This is the biggest challenge because it will have severe consequences not only in the short term, but in the long run as well. The economic woes of many EU countries and the eurozone show clearly that unreformed and non-reforming countries sooner or later reach out for external help which leads to even more painful reforms than initially planned. Zoran Milanovic's government had a strong start, the actions of Finance Minister Slavko Linic caused admiration and approval both inside and outside of the country. But he seems more and more isolated. During a special news conference on February 1st when he commented on the Moody's decision to downgrade Croatia's credit raring to the junk level Slavko Linic passed the responsibility to the cabinet saying that the government would from now on decide on further spending cuts.
And the 2013 budget was just adopted when a talk emerged that it will be revised. According to Mr Linic, in Croatia tax policies change very slowly. All this shows that from now on the government will act under the pressure of upcoming elections and social discontent. Separately from the local elections, partial elections for the European Parliament are to take place too. The financial effort will be huge against the backdrop of the very weak outcome because the regular European elections will take place in 2014. This means that the elected this year representatives of Croatia will have a mandate of only one year. It also means that the country will have to spend the same amount of money for another voting in only a year's time.
The price of elections rises the question of whether elections 2 in 1 should be organised - local elections and for members of the European Parliament to take place in a single day. Prime Minister Zoran Milanovic believes, however, that if there are elections 2 in 1 there is a risk the EU issues not to be discussed at all. Whenever the elections, they will be another hole through which political energy will leak.

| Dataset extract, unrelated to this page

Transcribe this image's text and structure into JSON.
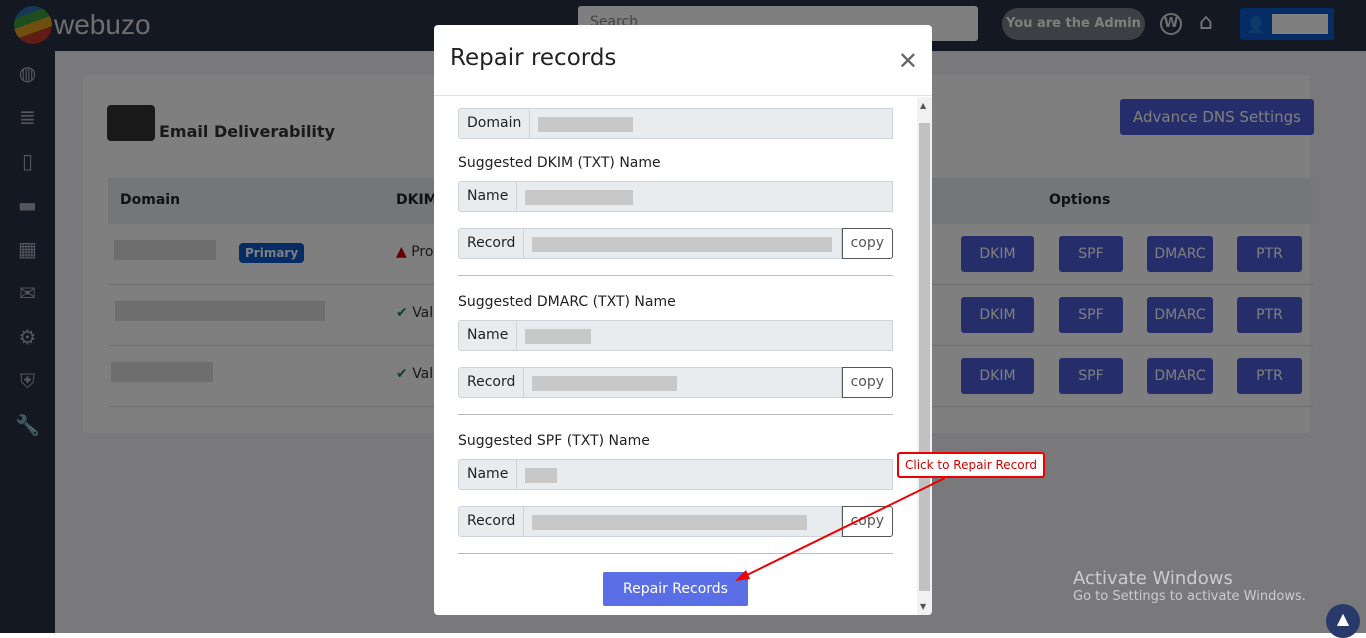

This government was a ray of hope that the transition in Croatia has been completed and the time has come for genuine reforms that will deliver the country to the next level - from the level of stately and institutional building and political primitivism to the level of economic restructuring, farewell to state ownership and opening of the government to full transparency. For now it seems that only the opening to full transparency will remain. All the rest is about to continue as before. As said in an interview for this website Zoran Aralica, an economic analyst, the biggest challenge for Croatia after joining the EU will be to bid farewell to communist mentality. All evidence lead to confirmation of this conclusion.